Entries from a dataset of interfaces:
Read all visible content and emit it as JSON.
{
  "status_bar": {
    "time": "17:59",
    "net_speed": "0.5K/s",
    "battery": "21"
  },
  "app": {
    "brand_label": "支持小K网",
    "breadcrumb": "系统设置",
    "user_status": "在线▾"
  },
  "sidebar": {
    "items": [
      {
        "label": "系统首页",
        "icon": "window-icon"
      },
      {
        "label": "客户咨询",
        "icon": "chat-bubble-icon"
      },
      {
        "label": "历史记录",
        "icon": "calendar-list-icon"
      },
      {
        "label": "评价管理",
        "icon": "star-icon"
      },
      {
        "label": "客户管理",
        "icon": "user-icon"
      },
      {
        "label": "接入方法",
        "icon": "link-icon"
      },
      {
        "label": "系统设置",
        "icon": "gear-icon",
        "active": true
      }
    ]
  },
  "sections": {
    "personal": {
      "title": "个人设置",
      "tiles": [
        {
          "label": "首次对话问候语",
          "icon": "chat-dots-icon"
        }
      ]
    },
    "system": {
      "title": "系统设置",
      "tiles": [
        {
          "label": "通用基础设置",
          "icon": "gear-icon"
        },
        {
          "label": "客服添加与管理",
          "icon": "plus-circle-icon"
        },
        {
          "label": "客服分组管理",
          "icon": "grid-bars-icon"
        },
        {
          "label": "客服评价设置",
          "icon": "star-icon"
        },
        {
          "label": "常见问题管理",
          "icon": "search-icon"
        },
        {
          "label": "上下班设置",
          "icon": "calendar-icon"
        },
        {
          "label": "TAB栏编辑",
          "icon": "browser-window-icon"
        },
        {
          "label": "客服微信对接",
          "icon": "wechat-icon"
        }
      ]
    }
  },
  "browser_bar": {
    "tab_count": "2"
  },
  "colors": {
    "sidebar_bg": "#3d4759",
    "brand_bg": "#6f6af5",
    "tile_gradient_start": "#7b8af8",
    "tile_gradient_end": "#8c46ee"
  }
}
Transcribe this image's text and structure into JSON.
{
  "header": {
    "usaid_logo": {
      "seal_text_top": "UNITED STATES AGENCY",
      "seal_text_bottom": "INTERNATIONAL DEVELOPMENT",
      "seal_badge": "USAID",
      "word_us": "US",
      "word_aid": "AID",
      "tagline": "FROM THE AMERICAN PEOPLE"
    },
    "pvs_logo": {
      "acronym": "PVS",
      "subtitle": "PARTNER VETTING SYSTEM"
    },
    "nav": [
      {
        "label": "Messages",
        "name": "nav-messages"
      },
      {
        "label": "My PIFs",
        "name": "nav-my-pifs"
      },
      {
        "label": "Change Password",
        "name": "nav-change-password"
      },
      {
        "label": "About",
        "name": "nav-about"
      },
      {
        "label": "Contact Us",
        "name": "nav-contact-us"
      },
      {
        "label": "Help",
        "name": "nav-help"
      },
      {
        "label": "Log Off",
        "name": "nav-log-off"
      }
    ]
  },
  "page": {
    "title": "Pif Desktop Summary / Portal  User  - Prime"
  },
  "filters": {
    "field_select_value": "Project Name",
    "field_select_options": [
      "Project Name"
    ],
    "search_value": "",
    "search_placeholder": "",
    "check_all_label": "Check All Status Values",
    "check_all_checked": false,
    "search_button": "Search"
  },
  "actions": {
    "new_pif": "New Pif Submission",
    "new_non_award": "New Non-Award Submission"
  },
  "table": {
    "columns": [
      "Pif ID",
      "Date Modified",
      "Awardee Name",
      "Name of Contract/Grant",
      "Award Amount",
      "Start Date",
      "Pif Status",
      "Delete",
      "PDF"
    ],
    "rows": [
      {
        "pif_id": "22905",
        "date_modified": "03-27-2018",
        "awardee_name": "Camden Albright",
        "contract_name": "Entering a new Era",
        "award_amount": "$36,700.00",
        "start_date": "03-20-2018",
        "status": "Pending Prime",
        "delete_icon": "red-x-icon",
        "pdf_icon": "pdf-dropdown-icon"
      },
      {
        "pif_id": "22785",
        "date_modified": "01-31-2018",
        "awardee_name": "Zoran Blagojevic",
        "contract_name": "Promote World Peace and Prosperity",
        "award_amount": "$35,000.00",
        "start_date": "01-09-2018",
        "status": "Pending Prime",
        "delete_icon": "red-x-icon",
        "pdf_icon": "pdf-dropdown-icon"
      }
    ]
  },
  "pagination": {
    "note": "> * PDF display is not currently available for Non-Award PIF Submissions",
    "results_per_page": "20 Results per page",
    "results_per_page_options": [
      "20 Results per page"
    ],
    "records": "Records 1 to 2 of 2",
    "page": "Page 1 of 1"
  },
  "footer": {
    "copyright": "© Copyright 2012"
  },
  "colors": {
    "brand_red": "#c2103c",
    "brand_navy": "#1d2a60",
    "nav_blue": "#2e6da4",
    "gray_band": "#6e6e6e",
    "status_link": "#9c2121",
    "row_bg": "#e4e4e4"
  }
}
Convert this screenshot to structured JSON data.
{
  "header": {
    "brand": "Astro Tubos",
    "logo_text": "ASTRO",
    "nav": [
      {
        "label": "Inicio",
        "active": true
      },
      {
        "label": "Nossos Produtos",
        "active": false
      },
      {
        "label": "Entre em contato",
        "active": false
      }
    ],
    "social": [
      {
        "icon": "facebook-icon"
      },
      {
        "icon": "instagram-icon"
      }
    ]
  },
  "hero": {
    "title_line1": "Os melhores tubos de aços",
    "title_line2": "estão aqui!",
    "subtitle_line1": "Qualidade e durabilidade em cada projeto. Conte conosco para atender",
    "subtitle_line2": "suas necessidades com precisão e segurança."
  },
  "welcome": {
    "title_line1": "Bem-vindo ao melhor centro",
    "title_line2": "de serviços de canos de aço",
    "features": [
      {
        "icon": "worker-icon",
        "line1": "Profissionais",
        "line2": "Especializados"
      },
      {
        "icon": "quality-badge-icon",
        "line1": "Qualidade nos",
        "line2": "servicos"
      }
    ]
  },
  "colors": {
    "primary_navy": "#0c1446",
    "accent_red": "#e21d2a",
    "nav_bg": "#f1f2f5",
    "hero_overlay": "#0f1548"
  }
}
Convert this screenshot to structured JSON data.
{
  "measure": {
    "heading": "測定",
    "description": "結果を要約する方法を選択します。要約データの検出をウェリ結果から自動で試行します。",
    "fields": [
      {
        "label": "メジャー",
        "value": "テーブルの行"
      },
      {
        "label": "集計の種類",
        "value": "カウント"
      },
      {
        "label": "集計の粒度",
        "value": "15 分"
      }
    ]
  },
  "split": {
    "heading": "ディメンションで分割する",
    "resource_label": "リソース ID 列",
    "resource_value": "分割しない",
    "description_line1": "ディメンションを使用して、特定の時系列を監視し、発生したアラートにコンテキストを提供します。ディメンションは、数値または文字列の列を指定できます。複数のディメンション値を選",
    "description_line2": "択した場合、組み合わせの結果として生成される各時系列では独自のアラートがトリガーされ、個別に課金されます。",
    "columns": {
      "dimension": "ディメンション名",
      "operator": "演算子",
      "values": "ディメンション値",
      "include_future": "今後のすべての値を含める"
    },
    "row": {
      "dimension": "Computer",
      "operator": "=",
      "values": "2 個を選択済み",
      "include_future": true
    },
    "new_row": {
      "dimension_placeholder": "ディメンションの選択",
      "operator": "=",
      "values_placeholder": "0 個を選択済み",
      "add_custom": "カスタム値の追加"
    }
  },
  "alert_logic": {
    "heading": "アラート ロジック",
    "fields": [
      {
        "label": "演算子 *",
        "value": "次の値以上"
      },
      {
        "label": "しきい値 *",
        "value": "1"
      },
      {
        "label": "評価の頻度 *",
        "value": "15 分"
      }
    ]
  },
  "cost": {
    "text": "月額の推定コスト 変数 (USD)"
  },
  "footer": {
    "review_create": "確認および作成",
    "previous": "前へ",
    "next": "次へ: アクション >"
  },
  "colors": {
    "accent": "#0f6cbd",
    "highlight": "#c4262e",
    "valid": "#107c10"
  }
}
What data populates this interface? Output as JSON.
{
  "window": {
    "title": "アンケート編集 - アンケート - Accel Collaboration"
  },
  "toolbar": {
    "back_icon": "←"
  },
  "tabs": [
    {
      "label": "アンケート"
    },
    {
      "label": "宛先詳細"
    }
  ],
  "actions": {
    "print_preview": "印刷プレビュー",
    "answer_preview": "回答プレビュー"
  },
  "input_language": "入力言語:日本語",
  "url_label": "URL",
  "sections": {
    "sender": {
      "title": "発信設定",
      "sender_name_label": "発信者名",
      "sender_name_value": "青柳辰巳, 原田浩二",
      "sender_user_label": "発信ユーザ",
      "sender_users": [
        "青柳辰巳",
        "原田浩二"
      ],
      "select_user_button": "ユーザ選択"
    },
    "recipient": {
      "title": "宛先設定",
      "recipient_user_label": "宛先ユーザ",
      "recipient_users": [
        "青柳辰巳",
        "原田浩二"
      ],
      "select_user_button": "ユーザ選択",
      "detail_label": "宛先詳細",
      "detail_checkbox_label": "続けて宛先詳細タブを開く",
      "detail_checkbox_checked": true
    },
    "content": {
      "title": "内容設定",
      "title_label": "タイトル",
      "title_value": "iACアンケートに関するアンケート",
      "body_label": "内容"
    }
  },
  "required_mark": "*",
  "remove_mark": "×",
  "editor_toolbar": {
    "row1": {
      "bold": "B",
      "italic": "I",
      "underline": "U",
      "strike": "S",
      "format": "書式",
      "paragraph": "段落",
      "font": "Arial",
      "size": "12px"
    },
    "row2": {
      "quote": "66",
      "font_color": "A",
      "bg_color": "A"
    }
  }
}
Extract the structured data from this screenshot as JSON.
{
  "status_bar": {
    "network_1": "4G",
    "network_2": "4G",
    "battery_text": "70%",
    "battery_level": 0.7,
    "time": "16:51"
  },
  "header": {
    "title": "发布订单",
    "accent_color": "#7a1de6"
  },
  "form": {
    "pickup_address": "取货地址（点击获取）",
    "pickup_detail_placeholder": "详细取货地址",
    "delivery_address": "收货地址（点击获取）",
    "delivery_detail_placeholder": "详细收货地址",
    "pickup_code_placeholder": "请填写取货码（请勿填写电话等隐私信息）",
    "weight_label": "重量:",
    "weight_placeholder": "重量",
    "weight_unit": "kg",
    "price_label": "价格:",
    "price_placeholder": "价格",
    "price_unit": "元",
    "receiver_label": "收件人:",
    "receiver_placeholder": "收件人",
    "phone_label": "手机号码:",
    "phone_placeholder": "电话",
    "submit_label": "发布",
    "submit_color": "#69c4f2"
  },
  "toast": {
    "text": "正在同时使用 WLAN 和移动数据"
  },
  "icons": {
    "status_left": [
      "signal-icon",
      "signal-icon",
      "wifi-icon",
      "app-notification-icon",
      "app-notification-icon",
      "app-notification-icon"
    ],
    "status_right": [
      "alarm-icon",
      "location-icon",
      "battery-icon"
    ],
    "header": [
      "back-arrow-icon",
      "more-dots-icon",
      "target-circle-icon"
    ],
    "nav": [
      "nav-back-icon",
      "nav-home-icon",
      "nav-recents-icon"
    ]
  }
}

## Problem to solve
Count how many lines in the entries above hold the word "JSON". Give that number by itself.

## Exercise solution
6